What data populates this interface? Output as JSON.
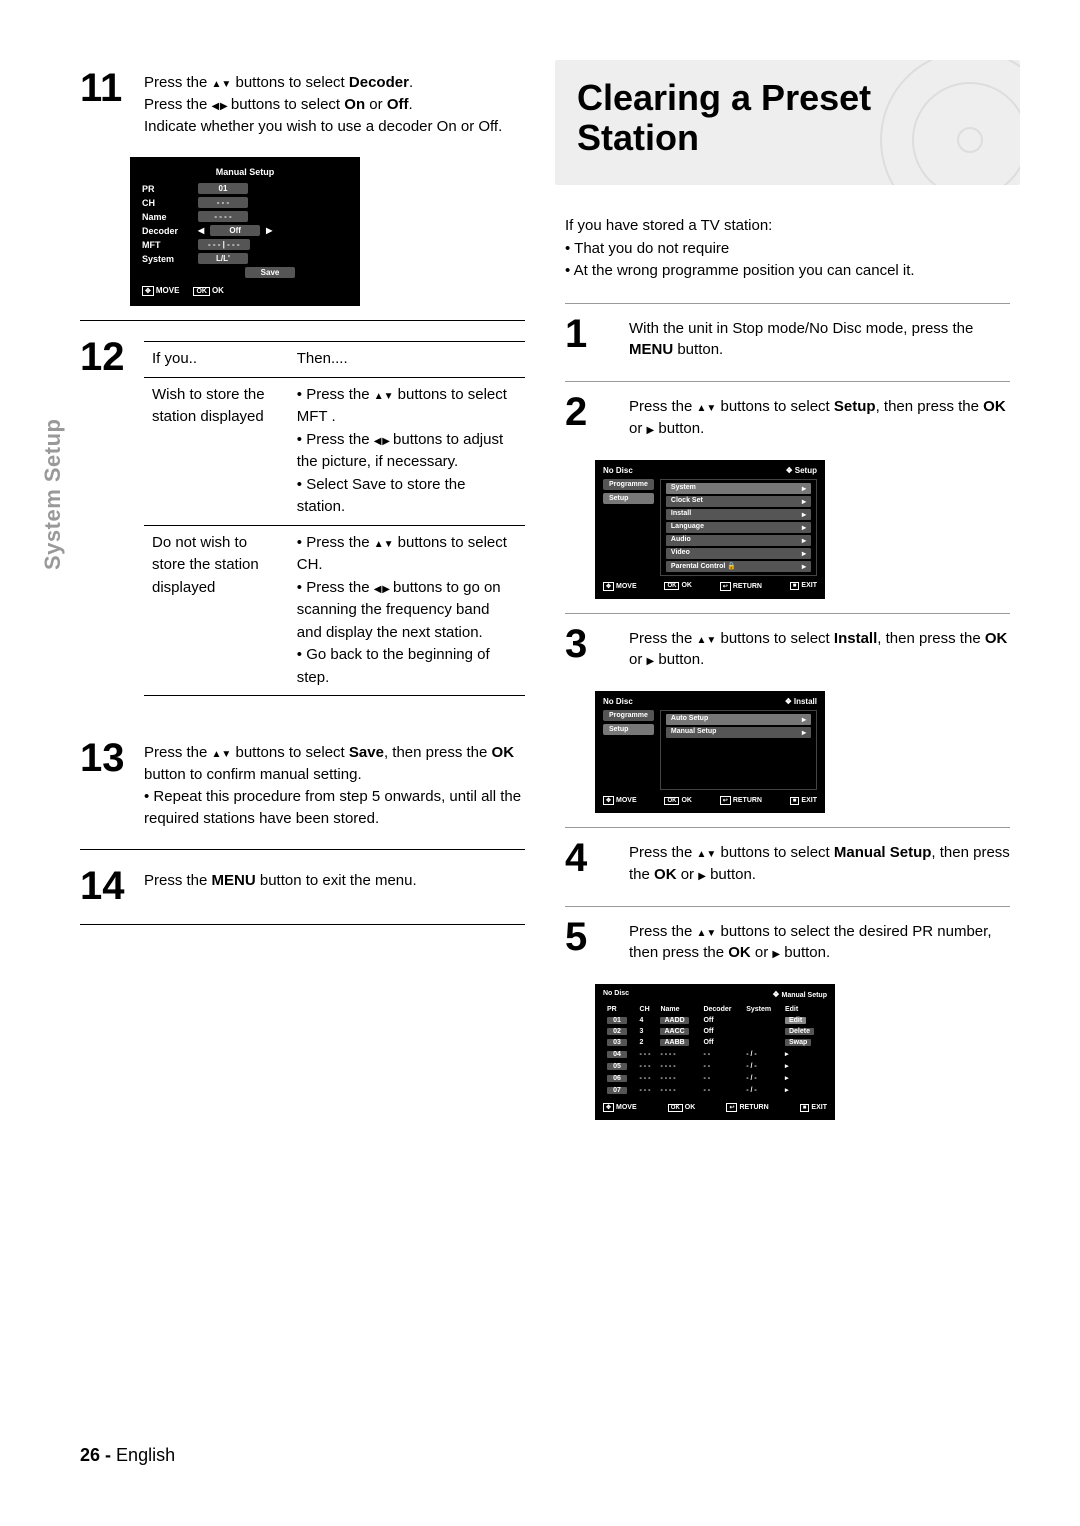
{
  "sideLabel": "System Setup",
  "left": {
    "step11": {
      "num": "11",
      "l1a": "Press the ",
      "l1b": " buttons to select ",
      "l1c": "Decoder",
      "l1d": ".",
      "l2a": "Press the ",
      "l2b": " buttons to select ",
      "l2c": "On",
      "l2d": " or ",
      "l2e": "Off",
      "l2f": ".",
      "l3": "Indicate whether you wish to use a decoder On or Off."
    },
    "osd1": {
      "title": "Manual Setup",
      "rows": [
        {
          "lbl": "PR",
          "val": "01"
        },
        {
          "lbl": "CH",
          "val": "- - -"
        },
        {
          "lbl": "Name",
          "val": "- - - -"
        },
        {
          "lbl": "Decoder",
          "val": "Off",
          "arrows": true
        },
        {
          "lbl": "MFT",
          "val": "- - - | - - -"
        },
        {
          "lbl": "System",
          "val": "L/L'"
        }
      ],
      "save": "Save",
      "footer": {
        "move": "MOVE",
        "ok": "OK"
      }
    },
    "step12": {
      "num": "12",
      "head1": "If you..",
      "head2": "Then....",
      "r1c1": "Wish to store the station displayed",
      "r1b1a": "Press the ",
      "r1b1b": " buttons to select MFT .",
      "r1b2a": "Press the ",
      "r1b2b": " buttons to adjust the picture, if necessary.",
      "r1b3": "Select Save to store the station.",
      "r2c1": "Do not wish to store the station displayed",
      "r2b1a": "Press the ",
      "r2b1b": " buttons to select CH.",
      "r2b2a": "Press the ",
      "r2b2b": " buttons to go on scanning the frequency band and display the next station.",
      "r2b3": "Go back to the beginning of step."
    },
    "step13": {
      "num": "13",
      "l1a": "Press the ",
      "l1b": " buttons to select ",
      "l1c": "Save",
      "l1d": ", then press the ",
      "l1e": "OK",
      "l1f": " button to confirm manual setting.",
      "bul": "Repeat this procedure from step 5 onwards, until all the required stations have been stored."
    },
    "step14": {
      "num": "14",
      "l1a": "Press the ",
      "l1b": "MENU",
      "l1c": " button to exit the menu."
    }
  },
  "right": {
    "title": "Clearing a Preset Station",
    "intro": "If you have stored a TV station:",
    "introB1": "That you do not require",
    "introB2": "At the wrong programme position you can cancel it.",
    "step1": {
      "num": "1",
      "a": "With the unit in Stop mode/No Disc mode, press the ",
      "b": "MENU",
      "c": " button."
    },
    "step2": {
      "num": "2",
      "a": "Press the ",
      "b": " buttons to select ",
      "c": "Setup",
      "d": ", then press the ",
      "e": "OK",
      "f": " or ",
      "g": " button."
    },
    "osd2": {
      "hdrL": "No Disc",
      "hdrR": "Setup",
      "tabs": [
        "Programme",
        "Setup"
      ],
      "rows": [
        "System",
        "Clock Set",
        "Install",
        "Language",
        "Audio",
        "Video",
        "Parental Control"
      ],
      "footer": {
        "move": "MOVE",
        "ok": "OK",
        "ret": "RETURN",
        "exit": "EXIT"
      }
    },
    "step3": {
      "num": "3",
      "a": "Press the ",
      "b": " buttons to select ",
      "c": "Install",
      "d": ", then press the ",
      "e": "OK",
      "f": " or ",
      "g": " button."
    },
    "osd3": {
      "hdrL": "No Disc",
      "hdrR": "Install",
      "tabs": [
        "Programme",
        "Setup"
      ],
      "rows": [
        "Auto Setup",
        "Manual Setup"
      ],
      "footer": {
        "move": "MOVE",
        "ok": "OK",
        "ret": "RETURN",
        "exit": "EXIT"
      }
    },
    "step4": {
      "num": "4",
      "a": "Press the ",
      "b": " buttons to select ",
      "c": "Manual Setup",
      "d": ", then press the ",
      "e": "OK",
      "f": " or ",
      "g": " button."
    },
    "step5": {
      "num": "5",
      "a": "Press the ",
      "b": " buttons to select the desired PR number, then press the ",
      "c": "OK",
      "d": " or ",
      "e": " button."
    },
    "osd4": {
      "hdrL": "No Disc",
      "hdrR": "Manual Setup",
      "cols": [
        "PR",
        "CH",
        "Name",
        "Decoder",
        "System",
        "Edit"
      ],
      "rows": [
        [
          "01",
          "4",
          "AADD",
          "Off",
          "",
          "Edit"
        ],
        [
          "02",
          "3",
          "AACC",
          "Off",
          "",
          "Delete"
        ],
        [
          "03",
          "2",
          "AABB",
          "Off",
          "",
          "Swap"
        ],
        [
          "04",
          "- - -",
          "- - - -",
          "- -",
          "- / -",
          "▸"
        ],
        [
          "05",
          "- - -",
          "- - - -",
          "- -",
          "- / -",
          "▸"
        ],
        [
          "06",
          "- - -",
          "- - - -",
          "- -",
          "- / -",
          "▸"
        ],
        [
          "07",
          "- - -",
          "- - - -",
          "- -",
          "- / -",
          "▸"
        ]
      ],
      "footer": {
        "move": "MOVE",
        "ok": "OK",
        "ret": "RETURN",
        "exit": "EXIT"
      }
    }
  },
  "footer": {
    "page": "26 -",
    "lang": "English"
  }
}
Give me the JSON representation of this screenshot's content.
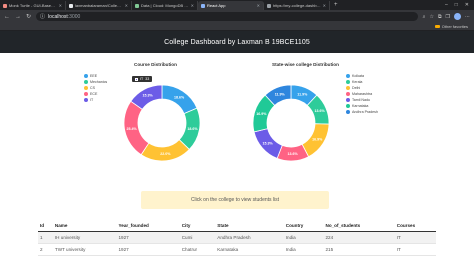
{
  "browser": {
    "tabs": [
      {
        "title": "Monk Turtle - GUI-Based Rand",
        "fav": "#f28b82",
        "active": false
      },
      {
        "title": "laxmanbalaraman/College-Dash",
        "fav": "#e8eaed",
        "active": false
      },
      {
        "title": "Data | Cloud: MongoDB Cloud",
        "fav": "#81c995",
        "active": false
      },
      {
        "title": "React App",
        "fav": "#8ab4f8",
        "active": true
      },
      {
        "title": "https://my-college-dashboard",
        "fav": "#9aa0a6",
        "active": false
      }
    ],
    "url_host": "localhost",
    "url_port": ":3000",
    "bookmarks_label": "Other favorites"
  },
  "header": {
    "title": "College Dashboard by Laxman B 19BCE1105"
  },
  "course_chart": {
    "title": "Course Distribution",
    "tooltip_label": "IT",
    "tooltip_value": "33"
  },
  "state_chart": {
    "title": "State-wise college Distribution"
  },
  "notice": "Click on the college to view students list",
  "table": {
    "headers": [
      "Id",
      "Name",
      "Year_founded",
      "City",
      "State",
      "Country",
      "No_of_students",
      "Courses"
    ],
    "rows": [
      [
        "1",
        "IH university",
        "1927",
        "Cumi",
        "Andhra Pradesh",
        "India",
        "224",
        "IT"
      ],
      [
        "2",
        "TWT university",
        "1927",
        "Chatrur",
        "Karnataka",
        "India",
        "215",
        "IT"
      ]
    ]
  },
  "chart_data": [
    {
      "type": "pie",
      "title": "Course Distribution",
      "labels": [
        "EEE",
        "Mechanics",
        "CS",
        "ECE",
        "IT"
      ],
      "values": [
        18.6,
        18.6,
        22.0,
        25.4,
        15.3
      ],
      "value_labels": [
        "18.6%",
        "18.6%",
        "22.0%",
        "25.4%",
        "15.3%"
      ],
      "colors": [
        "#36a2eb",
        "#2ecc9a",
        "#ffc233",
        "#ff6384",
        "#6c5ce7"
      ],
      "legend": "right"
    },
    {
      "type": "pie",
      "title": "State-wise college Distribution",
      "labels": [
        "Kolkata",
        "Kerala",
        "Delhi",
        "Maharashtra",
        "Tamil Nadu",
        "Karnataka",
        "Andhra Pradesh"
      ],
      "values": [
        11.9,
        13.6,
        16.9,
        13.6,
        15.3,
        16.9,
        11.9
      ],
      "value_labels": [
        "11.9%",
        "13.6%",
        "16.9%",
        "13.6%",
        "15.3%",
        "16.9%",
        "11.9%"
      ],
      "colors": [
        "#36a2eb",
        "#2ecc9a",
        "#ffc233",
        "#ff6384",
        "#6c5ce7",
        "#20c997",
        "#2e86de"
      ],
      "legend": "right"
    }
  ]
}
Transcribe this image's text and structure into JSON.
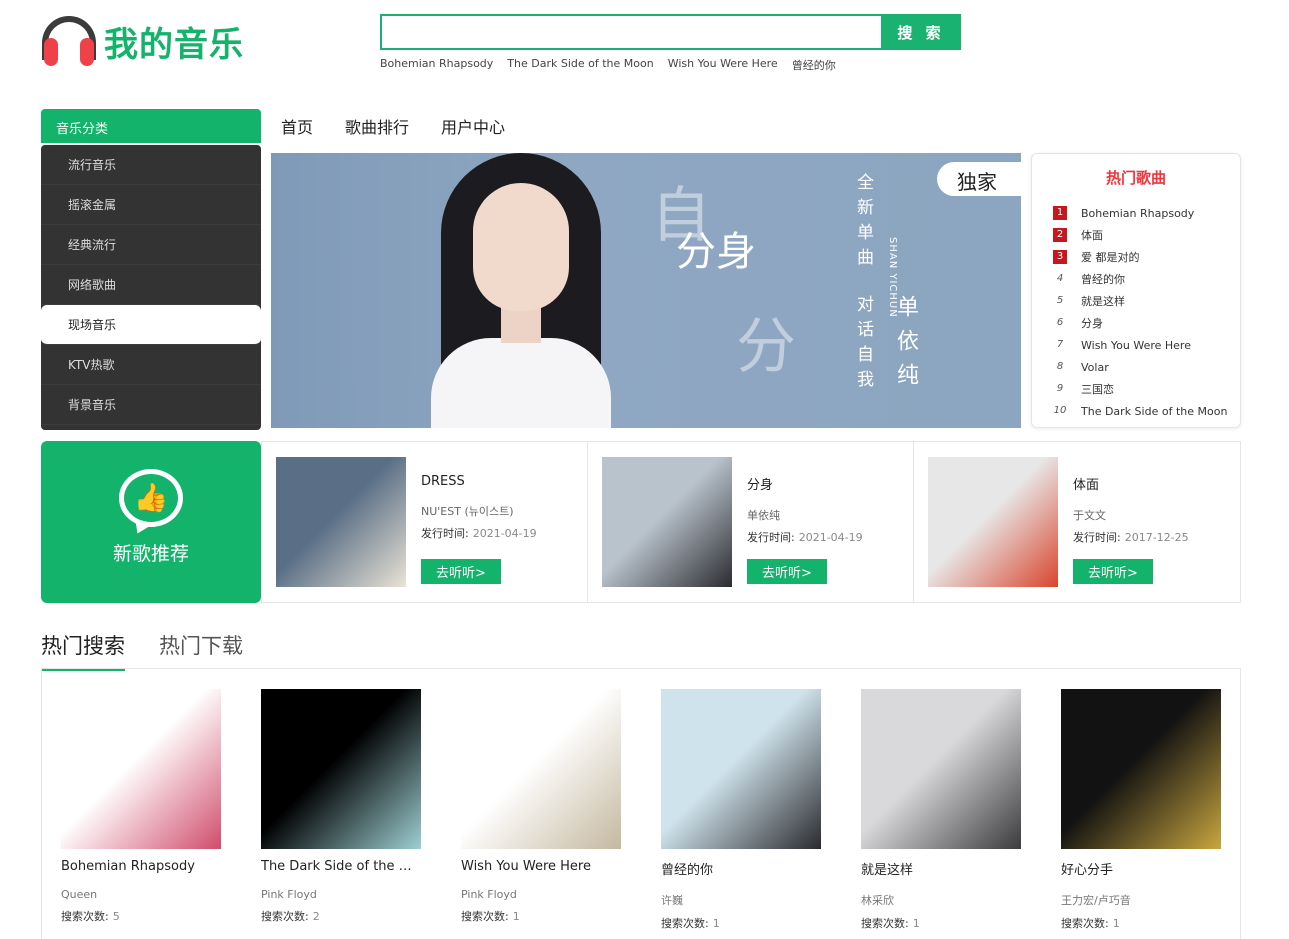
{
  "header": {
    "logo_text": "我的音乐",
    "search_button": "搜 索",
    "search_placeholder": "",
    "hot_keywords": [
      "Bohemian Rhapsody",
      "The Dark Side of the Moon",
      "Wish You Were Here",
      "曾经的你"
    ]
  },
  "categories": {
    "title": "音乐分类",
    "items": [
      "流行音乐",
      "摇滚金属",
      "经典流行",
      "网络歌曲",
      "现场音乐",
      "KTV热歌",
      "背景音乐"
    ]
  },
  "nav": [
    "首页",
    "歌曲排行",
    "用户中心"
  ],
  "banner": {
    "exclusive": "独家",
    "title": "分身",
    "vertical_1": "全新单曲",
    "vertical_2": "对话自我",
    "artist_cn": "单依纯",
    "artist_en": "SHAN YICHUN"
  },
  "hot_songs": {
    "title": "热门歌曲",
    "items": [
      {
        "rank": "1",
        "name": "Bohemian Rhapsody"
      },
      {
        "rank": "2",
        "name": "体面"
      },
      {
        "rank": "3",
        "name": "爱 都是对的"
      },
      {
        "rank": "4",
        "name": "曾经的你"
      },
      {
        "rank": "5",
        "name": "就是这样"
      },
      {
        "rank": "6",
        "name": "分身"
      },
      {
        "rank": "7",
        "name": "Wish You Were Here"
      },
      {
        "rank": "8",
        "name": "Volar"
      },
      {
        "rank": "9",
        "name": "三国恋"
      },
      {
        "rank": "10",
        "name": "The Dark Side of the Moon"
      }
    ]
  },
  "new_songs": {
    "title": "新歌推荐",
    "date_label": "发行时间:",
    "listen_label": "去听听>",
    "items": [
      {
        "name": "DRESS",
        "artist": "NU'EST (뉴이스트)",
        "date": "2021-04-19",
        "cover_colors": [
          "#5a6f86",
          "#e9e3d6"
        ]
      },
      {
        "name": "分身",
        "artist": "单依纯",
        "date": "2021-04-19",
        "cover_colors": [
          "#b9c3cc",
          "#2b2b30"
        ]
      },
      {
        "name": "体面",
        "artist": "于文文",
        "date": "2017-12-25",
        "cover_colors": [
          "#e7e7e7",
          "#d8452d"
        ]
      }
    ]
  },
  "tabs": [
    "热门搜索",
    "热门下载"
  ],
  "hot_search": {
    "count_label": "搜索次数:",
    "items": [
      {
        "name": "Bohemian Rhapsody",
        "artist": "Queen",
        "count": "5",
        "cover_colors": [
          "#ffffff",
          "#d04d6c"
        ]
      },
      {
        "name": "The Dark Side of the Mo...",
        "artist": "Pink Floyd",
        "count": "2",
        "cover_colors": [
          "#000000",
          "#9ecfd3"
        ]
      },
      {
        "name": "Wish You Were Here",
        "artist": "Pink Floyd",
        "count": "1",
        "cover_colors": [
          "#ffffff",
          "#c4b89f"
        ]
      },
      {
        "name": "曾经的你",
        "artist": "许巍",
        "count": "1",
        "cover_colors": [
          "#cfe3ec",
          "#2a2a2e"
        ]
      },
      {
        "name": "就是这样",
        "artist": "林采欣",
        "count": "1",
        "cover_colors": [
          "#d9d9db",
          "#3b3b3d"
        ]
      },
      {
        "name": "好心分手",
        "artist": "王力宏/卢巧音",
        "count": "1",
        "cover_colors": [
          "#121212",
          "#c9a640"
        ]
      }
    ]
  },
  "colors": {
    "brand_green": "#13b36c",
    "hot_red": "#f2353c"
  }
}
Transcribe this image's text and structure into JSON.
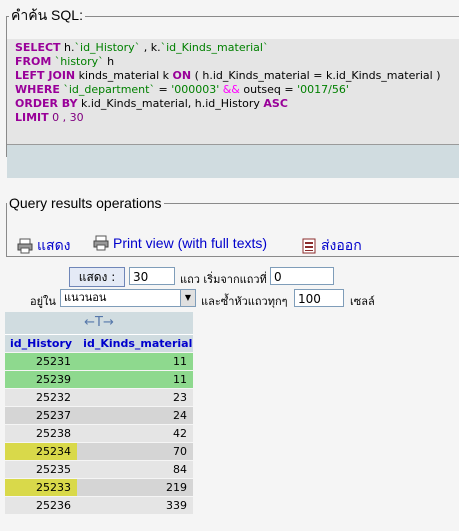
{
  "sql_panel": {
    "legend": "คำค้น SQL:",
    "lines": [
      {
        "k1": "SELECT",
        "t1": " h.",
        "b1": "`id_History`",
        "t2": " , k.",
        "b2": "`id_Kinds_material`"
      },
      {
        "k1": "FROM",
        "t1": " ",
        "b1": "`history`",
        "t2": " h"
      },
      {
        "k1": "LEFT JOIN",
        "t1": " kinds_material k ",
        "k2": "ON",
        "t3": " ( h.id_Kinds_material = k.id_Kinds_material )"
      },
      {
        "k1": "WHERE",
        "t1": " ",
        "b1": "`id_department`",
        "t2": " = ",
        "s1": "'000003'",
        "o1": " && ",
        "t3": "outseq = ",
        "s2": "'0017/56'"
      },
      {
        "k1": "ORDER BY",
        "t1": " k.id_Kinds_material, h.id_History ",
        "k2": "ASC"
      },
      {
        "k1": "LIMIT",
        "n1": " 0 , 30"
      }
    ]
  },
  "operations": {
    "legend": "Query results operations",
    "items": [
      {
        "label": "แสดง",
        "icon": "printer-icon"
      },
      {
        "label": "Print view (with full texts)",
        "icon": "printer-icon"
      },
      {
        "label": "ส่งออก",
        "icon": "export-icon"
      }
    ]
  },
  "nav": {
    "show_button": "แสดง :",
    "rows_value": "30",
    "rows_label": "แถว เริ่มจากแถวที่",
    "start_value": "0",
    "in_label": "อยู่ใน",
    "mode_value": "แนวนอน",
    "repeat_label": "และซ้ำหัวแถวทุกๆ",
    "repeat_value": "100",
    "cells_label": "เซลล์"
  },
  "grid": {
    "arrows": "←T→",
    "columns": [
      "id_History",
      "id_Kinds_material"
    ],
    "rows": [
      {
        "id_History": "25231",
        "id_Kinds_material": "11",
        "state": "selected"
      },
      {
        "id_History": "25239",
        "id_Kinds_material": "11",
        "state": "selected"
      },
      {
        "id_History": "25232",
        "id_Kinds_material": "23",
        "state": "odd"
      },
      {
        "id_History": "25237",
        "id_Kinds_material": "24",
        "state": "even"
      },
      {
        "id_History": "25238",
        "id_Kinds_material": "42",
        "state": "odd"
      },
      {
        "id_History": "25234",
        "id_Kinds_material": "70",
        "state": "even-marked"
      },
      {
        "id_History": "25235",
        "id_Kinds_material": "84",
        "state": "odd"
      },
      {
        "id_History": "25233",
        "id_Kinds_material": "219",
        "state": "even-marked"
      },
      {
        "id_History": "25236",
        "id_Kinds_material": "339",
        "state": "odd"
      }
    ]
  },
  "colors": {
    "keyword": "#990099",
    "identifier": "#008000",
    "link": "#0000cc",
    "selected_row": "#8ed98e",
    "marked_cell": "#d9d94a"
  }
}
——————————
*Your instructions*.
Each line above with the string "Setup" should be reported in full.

*Final answer*.
  "sideLabel": "System Setup",
      "title": "Manual Setup",
      "c": "Setup",
      "hdrR": "Setup",
        "Setup"
        "Setup"
        "Auto Setup",
        "Manual Setup"
      "c": "Manual Setup",
      "hdrR": "Manual Setup",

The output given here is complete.